© 2015

Informed Consent in Predictive Genetic Testing

A Revised Model


Table of contents

  1. Front Matter
    Pages i-vii
  2. Jessica Minor
    Pages 1-20
  3. Jessica Minor
    Pages 21-56
  4. Jessica Minor
    Pages 109-163
  5. Jessica Minor
    Pages 165-220
  6. Jessica Minor
    Pages 221-230
  7. Back Matter
    Pages 231-232

About this book


This important book proposes revising the current informed consent protocol for predictive genetic testing to reflect the trend toward patient-centered medicine. Emphasizing the predictive aspect of testing, the author analyzes the state of informed consent procedure in terms of three components: comprehension of risk assessment, disclosure to select appropriate treatment, and voluntariness. The book's revised model revisits these cornerstones, restructuring the consent process to allow for expanded comprehension time, enhanced patient safety, greater patient involvement and autonomy, and reduced chance of coercion by family or others. A comparison of the current and revised versions and case studies showing the new model in real-world applications add extra usefulness to this resource.

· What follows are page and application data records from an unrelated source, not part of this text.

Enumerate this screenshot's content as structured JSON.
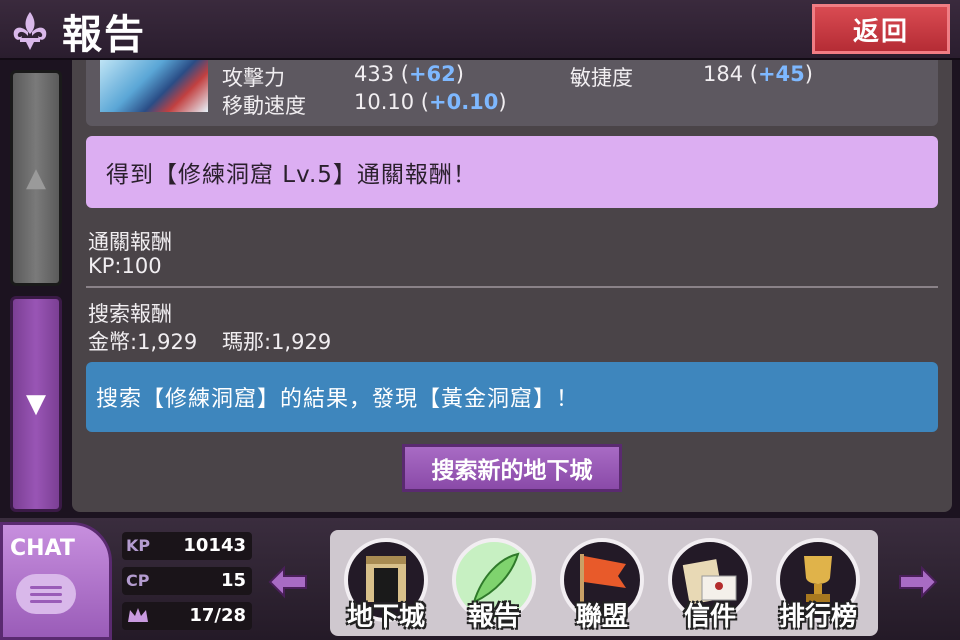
{
  "header": {
    "title": "報告",
    "back_label": "返回"
  },
  "stats": {
    "attack_label": "攻擊力",
    "attack_value": "433 (",
    "attack_bonus": "+62",
    "attack_close": ")",
    "agility_label": "敏捷度",
    "agility_value": "184 (",
    "agility_bonus": "+45",
    "agility_close": ")",
    "speed_label": "移動速度",
    "speed_value": "10.10 (",
    "speed_bonus": "+0.10",
    "speed_close": ")"
  },
  "clear_banner": "得到【修練洞窟 Lv.5】通關報酬！",
  "clear_reward": {
    "title": "通關報酬",
    "value": "KP:100"
  },
  "search_reward": {
    "title": "搜索報酬",
    "gold": "金幣:1,929",
    "mana": "瑪那:1,929"
  },
  "discovery_banner": "搜索【修練洞窟】的結果，發現【黃金洞窟】！",
  "search_button": "搜索新的地下城",
  "scroll": {
    "up_icon": "▲",
    "down_icon": "▼"
  },
  "footer": {
    "chat_label": "CHAT",
    "kp_label": "KP",
    "kp_value": "10143",
    "cp_label": "CP",
    "cp_value": "15",
    "crown_value": "17/28",
    "nav": [
      {
        "label": "地下城",
        "icon": "dungeon-gate-icon"
      },
      {
        "label": "報告",
        "icon": "quill-icon"
      },
      {
        "label": "聯盟",
        "icon": "flag-icon"
      },
      {
        "label": "信件",
        "icon": "letter-icon"
      },
      {
        "label": "排行榜",
        "icon": "trophy-icon"
      }
    ]
  },
  "colors": {
    "accent_purple": "#9a5cb8",
    "back_red": "#c93a42",
    "banner_pink": "#dcaef2",
    "banner_blue": "#3e86bd",
    "bonus_blue": "#7eb8ff"
  }
}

Included in the coverage:


  • The science behind PGT.
  • Understanding genetic risks and probability.
  • The history of informed consent.
  • Revised model of informed consent: comprehension, disclosure, voluntariness, patient safety.
  • Applications of the model in DTC and pleiotropic genetic testing.
  • Implementation of the revised model, and assessing its effectiveness.


A milestone in the bioethics literature, Informed Consent in Predictive Genetic Testing will be of considerable interest to genetic counselors, medical and bioethicists, and public health professionals.


family-related genetic information genetic risks and probabilities health-related testing informed consent in genetic counseling informed consent in predictive genetic testing revised model of informed consent

Authors and affiliations

  1. 1.GreenvilleUSA

About the authors

Jessica Minor is an assistant professor of health sciences at Bob Jones University, where she teaches public health, global health, and medical ethics. She received her doctoral degree in health care ethics from Duquesne University. Previously, she was a member of the ethics committee at the University of Connecticut Health Center and an adjunct faculty member of Medical Ethics for UConn’s medical school. Dr. Minor's main focus is genetic ethics, medical ethics, and patient understanding of the genetic testing and counseling process.

Bibliographic information


“This book focuses on the ethics of predictive genetic testing, a salient issue given the rapid nature of medical advances. … The primary audience is professionals working in the field of genetic testing. The book raises many interesting ethical and legal questions surrounding this growing method of testing.” (Ruaim A. Muaygil, Doody’s Book Reviews, November, 2015)